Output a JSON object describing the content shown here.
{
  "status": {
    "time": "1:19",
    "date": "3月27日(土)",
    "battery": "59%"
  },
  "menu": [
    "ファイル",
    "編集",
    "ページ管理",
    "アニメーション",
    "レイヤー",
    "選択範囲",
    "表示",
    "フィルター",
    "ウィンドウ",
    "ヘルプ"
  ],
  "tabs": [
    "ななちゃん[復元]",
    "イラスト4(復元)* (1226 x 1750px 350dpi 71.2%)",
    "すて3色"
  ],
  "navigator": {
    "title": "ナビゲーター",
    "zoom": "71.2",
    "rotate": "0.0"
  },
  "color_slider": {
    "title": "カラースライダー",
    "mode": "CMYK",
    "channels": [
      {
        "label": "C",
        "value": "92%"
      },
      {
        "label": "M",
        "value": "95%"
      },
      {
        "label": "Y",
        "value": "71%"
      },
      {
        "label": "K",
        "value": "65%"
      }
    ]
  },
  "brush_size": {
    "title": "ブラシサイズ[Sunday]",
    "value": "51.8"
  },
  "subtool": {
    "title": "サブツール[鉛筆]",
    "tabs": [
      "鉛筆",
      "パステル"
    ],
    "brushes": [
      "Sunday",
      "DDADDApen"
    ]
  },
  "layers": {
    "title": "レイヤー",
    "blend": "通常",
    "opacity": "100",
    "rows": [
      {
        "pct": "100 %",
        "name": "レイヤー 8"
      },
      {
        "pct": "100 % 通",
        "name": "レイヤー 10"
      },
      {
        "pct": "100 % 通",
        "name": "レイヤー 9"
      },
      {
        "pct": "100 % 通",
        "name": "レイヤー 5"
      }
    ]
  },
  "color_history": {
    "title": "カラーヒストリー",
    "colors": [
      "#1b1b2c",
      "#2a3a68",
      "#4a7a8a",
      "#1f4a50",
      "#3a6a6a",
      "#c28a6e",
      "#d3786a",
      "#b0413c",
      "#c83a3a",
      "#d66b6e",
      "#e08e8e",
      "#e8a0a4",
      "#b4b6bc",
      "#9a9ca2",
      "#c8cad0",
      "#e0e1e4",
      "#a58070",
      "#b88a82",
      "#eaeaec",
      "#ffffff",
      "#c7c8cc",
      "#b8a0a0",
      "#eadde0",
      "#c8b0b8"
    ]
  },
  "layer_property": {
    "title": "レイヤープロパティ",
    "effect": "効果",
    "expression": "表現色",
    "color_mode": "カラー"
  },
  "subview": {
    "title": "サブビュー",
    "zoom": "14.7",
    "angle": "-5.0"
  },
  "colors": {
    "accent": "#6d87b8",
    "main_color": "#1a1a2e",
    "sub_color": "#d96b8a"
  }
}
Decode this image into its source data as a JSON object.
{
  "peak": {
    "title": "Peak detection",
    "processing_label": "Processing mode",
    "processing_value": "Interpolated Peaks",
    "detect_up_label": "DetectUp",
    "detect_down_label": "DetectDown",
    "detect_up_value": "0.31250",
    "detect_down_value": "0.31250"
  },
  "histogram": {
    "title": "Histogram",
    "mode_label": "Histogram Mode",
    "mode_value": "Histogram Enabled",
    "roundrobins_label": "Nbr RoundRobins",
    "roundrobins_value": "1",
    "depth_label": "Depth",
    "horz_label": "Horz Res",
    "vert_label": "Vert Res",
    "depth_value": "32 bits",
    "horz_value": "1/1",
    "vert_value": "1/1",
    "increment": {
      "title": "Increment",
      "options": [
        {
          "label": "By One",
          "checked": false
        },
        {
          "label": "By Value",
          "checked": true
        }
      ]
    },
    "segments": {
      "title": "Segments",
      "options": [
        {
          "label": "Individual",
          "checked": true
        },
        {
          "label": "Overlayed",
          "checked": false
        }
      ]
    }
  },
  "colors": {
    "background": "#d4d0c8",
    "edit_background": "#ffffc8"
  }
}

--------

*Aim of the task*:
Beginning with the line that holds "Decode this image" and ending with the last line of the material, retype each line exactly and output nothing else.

*Exercise output*:
Decode this image into its source data as a JSON object.
{
  "peak": {
    "title": "Peak detection",
    "processing_label": "Processing mode",
    "processing_value": "Interpolated Peaks",
    "detect_up_label": "DetectUp",
    "detect_down_label": "DetectDown",
    "detect_up_value": "0.31250",
    "detect_down_value": "0.31250"
  },
  "histogram": {
    "title": "Histogram",
    "mode_label": "Histogram Mode",
    "mode_value": "Histogram Enabled",
    "roundrobins_label": "Nbr RoundRobins",
    "roundrobins_value": "1",
    "depth_label": "Depth",
    "horz_label": "Horz Res",
    "vert_label": "Vert Res",
    "depth_value": "32 bits",
    "horz_value": "1/1",
    "vert_value": "1/1",
    "increment": {
      "title": "Increment",
      "options": [
        {
          "label": "By One",
          "checked": false
        },
        {
          "label": "By Value",
          "checked": true
        }
      ]
    },
    "segments": {
      "title": "Segments",
      "options": [
        {
          "label": "Individual",
          "checked": true
        },
        {
          "label": "Overlayed",
          "checked": false
        }
      ]
    }
  },
  "colors": {
    "background": "#d4d0c8",
    "edit_background": "#ffffc8"
  }
}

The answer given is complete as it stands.